The morning session of Day 5 of the Cliburn Competition was brightened by the reappearance of one of the most promising competitors, Giuseppe Greco of Italy. The afternoon session began with yet another standout, Oleksandr Poliykov of Ukraine.
In his first preliminary appearance on Day 1, Greco proved to be a masterful interpreter of varied repertoire, with a fine sense of dynamics and pacing, an exciting style and a playful personality. His second preliminary on Tuesday did nothing to negate any of that.
This time he added Chopin and Prokofiev to his composers’ list. Chopin’s Polonaise-fantaisie in A-flat was given a beautifully flowing performance confirming Greco’s exceptional lyrical gift and sense of timing. Prokofiev’s Sonata No. 8 was a kaleidoscope of moods that ranged from introspective to agitated to raw power.
Artistically, Greco seems much more mature than his 23 years would indicate. He’s definitely on my semifinals wish list.
So is Poliykov, another mature artist, at 25.
Poliykov’s first preliminary recital, on Day 2, demonstrated strong technique and a deep understanding of the lyrical art.
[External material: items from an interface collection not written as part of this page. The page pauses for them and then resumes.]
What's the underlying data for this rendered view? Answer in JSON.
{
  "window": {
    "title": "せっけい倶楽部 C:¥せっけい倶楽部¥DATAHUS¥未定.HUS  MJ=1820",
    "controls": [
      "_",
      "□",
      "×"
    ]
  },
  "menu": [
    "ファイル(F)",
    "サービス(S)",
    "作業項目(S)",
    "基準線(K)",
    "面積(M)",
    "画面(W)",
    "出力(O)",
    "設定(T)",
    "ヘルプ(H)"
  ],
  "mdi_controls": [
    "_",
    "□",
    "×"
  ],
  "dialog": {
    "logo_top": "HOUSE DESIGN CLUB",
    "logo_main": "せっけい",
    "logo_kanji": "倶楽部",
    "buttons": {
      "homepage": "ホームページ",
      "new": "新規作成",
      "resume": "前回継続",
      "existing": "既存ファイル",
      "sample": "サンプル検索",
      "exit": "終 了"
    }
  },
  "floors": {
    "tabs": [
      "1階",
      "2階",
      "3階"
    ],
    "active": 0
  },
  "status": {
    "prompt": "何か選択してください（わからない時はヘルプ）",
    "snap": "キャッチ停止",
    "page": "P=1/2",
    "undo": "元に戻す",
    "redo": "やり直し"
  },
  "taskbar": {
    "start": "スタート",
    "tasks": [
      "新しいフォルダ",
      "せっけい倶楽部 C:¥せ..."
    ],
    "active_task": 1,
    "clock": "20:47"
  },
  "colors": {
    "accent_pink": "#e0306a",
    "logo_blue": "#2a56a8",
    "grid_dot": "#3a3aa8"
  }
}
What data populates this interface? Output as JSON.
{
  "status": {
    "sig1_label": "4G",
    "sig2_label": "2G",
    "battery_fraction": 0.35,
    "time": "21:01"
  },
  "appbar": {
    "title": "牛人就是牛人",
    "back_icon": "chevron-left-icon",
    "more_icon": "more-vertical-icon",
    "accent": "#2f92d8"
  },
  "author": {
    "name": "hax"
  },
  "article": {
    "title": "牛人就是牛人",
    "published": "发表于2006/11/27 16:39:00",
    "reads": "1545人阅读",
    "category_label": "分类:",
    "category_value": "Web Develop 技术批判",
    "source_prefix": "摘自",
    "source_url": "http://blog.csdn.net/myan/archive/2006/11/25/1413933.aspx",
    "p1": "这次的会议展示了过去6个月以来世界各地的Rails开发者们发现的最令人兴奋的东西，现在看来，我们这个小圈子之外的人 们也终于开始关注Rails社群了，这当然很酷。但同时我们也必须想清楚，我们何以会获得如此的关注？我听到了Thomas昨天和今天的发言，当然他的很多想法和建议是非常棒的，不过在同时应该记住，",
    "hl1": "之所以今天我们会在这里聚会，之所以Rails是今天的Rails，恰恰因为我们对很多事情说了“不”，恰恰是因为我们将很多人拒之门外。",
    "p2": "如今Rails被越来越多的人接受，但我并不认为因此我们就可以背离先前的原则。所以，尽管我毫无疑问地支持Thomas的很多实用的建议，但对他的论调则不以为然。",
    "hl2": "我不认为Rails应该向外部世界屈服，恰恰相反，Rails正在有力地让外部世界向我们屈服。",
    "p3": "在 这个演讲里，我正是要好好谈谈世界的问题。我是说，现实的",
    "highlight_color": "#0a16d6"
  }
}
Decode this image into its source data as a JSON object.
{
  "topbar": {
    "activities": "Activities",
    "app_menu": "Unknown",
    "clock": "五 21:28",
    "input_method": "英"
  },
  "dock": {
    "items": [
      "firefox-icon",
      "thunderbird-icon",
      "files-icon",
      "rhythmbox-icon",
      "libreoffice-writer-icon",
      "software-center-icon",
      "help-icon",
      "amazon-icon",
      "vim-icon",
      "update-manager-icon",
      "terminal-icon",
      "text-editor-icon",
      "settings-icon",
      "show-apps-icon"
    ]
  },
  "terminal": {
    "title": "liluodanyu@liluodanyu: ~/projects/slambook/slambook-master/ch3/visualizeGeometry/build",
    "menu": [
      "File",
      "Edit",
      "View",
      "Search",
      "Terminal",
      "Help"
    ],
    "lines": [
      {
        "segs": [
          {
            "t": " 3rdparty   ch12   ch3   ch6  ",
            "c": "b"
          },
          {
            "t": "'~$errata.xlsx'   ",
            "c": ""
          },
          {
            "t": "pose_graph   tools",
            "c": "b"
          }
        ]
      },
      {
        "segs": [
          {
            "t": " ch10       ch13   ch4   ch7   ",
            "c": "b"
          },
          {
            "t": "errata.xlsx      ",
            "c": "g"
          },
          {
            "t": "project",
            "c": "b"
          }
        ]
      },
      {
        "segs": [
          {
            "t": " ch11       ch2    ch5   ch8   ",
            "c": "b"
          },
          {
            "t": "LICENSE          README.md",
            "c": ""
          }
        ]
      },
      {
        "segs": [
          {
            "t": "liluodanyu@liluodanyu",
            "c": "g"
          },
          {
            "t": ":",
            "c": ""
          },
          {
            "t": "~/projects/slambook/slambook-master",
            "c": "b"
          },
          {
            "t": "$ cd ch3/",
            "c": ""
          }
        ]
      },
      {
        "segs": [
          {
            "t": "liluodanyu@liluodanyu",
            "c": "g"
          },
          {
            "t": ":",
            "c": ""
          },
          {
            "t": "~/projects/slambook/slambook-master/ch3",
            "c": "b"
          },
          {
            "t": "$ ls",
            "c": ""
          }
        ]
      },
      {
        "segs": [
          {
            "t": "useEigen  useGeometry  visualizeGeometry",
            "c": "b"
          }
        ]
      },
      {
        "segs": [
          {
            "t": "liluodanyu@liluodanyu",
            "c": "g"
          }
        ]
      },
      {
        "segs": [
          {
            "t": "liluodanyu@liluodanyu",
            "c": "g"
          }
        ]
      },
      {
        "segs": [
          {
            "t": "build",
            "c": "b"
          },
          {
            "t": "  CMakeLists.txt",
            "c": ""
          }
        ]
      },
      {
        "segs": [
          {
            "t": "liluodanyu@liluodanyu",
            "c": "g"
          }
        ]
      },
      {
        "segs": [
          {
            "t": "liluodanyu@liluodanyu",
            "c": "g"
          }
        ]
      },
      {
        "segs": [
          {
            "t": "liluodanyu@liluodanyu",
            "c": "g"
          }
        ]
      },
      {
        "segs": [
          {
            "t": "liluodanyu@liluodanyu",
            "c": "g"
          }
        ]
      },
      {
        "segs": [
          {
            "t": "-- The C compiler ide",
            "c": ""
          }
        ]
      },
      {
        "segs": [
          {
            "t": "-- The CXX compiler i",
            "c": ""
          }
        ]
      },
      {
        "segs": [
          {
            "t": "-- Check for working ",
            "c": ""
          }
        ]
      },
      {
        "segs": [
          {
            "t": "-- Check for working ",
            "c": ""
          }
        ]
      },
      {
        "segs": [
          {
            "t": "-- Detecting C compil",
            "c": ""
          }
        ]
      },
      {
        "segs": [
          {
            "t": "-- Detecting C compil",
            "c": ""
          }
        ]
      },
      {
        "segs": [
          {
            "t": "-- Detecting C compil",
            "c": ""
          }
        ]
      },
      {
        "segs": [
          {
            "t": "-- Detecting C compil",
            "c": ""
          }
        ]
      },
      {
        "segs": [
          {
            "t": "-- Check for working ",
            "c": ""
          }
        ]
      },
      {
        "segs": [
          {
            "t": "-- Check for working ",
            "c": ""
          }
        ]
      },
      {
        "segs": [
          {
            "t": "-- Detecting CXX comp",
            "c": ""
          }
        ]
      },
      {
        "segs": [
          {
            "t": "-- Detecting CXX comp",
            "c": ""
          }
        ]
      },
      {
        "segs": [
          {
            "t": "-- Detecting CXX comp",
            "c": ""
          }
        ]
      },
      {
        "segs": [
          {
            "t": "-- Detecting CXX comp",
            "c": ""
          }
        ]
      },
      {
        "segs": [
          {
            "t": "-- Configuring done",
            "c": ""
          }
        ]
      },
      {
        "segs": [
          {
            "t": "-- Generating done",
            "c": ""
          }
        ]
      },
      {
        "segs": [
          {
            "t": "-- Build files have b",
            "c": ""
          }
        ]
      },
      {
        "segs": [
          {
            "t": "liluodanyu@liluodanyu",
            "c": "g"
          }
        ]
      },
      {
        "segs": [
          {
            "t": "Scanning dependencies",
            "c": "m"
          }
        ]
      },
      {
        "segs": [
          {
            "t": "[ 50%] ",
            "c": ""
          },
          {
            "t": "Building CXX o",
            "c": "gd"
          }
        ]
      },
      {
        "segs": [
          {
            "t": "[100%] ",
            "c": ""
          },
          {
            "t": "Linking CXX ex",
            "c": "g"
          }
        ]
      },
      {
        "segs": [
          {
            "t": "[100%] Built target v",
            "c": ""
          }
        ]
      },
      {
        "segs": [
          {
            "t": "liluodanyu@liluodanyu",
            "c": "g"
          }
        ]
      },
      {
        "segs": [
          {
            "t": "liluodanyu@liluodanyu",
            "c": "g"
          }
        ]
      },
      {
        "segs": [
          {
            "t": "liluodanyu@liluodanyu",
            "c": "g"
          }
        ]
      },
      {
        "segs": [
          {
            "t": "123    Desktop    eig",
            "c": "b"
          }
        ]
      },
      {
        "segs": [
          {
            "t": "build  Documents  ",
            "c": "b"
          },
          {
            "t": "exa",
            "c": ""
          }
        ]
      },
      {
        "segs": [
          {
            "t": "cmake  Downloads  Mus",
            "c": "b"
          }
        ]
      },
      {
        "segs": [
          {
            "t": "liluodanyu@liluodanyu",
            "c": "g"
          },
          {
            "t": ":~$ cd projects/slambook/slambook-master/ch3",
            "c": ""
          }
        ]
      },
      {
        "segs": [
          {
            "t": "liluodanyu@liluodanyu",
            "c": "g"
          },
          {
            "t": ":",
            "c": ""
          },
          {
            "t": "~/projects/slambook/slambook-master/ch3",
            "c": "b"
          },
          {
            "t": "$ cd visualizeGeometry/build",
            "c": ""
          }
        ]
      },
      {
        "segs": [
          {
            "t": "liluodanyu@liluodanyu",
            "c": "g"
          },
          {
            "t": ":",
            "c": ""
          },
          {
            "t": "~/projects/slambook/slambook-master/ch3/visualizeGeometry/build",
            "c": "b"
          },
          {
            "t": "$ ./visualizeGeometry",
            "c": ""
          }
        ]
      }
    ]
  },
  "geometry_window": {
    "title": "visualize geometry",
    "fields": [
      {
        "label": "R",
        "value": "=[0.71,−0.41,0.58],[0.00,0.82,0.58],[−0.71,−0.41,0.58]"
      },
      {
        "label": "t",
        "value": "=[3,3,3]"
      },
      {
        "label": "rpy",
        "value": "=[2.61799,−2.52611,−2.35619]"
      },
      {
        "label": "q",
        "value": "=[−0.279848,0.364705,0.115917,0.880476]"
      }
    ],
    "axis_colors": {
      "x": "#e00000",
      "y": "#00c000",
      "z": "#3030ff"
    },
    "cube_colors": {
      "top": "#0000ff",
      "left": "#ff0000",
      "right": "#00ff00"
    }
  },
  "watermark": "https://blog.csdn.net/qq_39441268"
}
He brought these to bear in a grand and quite moving performance of Mussorgsky’s Pictures at an Exhibition and handily dealt with the difficulties of Liszt’s Hungarian Rhapsody No. 9 while highlighting its sense of playfulness.
He turned to Liszt again Tuesday and gave a beautiful account of the composer’s piano version of Wagner’s Isolde’s Liebestod. (Liszt, for once, was restrained from his typical flamboyance by Wagner’s score.)
Poliykov concluded with a magnificent performance of Brahms’ Sonata No. 3, which alternated lovely lyrical playing with notable power.
Tuesday’s morning session began with Nikita Mndoyants of Russia, whose father, Alexander, was a finalist in the 1977 Cliburn. Nikita Mndoyants gave a quite decent performance that seemed to me to be a bit of an improvement over his showing on the first day, though there was really nothing amiss then.
He began Tuesday’s recital with an exhilarating Bach toccata and added to the joy with a Haydn Sonata in G Major that was full of personality, especially playfulness. A Taneyev prelude and fugue was a pleasant entry.
Another decent recital was by Luca Buratto of Italy. He opened with another vigorous Bach toccata, presented two Schumann “novelettes,” the second of which rambled on a little too much (maybe Schumann’s fault, not Buratto’s) and concluded with a very welcome departure from Cliburn routine with the Piano Sonata of Bartok. It got a pounding, macho performance that may have disturbed some of the more timid members of the audience.
Rounding out the afternoon session were Kuan-Ting Lin of Taiwan and Nikita Abrosimov of Russia.
Lin’s account of a Schumann Humoresque in B-flat started well, but it went on at great length and finally became tedious. Stravinsky’s Three Movements From “Petrouchka,” done quite nicely, was a relief from the tedium.
Abrosimov scored points with three Rachmaninoff preludes and yet another performance of Prokofiev’s Sonata No. 8. That one is a rarity at the Cliburn.
Tuesday night’s session was a strong one. One of the most remarkable things about it was Vadym Kholodenko’s performance of Stravinsky’s Three Movements From “Petroushka.” It was probably the most appealing of all those done so far and Kholodenko looked like he was having fun playing it. That the audience lapped it up was a feat, since it’s been heard quite a bit and some listeners may be suffering from Petroushka fatigue.
Kholodenko opened with a moving performance of a Bach prelude as arranged by Alexander Siloti, and preceded the Stravinsky with a fine performance of Beethoven’s Sonata No. 30, Opus 109.
Lindsay Garritson, clearly an audience favorite, opened with a charming Mozart sonata (K. 333) and a surprisingly impressionistic Les jeux d’eaux a la Villa d’Este by Liszt. She followed with a lovely performance of one of Chopin’s prettiest ballades (No. 4) and countered that with a not-pretty Wilde Jagd of Liszt.
Tomoki Sakata’s attractive set of Mozart variations (K. 573) followed by an impressionistic Book II of Albeniz’ Iberia and an arrangement of music from Tchaikovsky’s Eugene Onegin made it a consistently pleasing session.